As a result of the pandemic and enforced restrictions, the commercial property market faced serious disruption, with some tenants struggling to pay rent having been forced to close, and landlords left with a number of empty units as many businesses moved to remote working for good.
To relieve pressure on tenants, the Government implemented a moratorium banning evictions, which has since built up a reported £6 billion in commercial rental debt. Now, despite the majority of Covid-19 restrictions ending in England, commercial landlords and tenants look set to abide by extended rules on rent for some time.
On 16 June 2021, the Government issued a statement confirming that new legislation will be introduced this parliamentary session, to ‘ring fence’ rent arrears accrued during closure periods in the pandemic.
Landlords will be expected to make allowances for these ring-fenced arrears, and may be required to share the financial burden with their tenants. The new legislation is also expected to set out a binding arbitration process for those landlords and tenants who cannot come to a suitable agreement.
The Covid-19 pandemic has added new facets to commercial landlord and tenant relationships. There have been problems with Covid related exclusions from landlord liability insurance, the expected influx of company insolvencies, and tenants who haven’t been able to open their businesses for extended periods of time (for example nightclubs). Many of these tenants have struggled to pay rent due to their loss of income.
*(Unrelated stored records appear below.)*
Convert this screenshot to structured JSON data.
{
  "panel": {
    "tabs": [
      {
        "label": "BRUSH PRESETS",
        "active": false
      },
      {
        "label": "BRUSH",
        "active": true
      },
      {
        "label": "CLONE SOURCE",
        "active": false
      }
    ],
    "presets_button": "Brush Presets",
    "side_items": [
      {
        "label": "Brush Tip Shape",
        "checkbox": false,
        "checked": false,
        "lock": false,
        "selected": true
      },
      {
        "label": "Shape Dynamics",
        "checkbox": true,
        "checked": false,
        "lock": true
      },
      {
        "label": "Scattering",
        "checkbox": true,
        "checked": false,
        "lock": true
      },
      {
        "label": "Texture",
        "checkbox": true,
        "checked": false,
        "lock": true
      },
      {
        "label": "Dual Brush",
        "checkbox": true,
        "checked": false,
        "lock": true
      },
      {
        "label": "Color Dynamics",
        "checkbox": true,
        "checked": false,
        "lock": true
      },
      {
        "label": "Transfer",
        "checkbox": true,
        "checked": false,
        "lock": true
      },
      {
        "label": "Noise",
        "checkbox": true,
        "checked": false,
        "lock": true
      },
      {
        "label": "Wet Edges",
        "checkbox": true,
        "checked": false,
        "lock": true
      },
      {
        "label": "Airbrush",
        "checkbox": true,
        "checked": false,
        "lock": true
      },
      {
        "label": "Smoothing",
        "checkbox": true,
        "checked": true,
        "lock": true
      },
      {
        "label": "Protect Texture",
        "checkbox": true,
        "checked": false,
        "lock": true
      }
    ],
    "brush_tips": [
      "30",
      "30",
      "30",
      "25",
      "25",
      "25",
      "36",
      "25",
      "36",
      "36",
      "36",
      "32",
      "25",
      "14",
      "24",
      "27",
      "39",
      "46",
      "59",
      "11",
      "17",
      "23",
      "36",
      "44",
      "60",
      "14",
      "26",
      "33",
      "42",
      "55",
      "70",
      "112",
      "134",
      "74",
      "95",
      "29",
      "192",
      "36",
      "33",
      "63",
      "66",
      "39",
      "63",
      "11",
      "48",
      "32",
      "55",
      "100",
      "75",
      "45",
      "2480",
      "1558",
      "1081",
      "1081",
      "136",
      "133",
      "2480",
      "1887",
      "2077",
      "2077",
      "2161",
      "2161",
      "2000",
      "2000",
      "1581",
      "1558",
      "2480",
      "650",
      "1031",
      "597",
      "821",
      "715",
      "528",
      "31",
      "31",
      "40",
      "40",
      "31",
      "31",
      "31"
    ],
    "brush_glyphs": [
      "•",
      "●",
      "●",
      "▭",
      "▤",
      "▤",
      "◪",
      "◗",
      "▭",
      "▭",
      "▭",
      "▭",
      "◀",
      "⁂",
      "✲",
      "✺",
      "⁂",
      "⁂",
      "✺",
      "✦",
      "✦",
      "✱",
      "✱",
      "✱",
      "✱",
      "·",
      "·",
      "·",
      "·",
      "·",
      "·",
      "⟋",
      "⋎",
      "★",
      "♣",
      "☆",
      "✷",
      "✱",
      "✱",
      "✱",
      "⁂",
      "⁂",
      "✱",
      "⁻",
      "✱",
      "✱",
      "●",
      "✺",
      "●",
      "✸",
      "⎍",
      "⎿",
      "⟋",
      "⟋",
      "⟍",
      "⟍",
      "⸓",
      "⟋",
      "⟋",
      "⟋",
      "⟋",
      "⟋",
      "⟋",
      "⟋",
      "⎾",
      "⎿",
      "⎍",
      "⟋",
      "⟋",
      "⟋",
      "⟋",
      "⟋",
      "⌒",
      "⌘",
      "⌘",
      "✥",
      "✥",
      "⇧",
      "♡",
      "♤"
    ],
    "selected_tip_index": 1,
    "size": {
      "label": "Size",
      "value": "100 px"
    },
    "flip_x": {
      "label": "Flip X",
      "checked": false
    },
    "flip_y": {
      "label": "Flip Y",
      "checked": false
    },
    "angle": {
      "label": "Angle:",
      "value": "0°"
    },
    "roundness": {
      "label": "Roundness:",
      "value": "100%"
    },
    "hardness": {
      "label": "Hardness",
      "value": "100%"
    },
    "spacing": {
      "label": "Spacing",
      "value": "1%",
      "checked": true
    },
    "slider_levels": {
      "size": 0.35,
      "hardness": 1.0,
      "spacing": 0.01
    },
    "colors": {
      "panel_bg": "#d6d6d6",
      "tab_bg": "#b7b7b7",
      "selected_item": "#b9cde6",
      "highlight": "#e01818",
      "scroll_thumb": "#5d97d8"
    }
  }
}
In light of the retail and leisure industry struggles, the government introduced, as part of the Coronavirus Act 2020, a moratorium on all rent-related commercial forfeitures and evictions, which started on 26 March 2020 and has now been extended until 25 March 2022, having been previously due to finish on 30 June 2021.
The government has further indicated that the new legislation being introduced will only apply to those businesses who have had to remain closed according to Covid restrictions, and not those who have been able to trade but have been unable or unwilling to pay rent. How that will be applied in practice, and how those businesses will be identified, is not yet clear.
This is nonetheless positive news for those landlords with tenants who are taking advantage of the pandemic and are choosing not to pay their rent due to the lack of current repercussions.
It may however be unwelcome news to tenant businesses who have not necessarily been forced to close, but who have struggled to pay rent nonetheless due to other restrictions on trading, such as limited capacity in retail stores, salons, restaurants, and leisure attractions.
As well as the extended moratorium and proposed legislation, it has been announced that changes to the CRAR (Commercial Rent Arrears Recovery) scheme have also been extended to 25 March 2022. This means that landlords cannot exercise the CRAR scheme unless 554 days of unpaid rent (around 6 quarters) have accrued.
In a complex field of rules around how to operate in the commercial property market, ensuring compliance has never been more important. Taking advice from a qualified solicitor is the best way to protect your business, and stay on the right side of the law.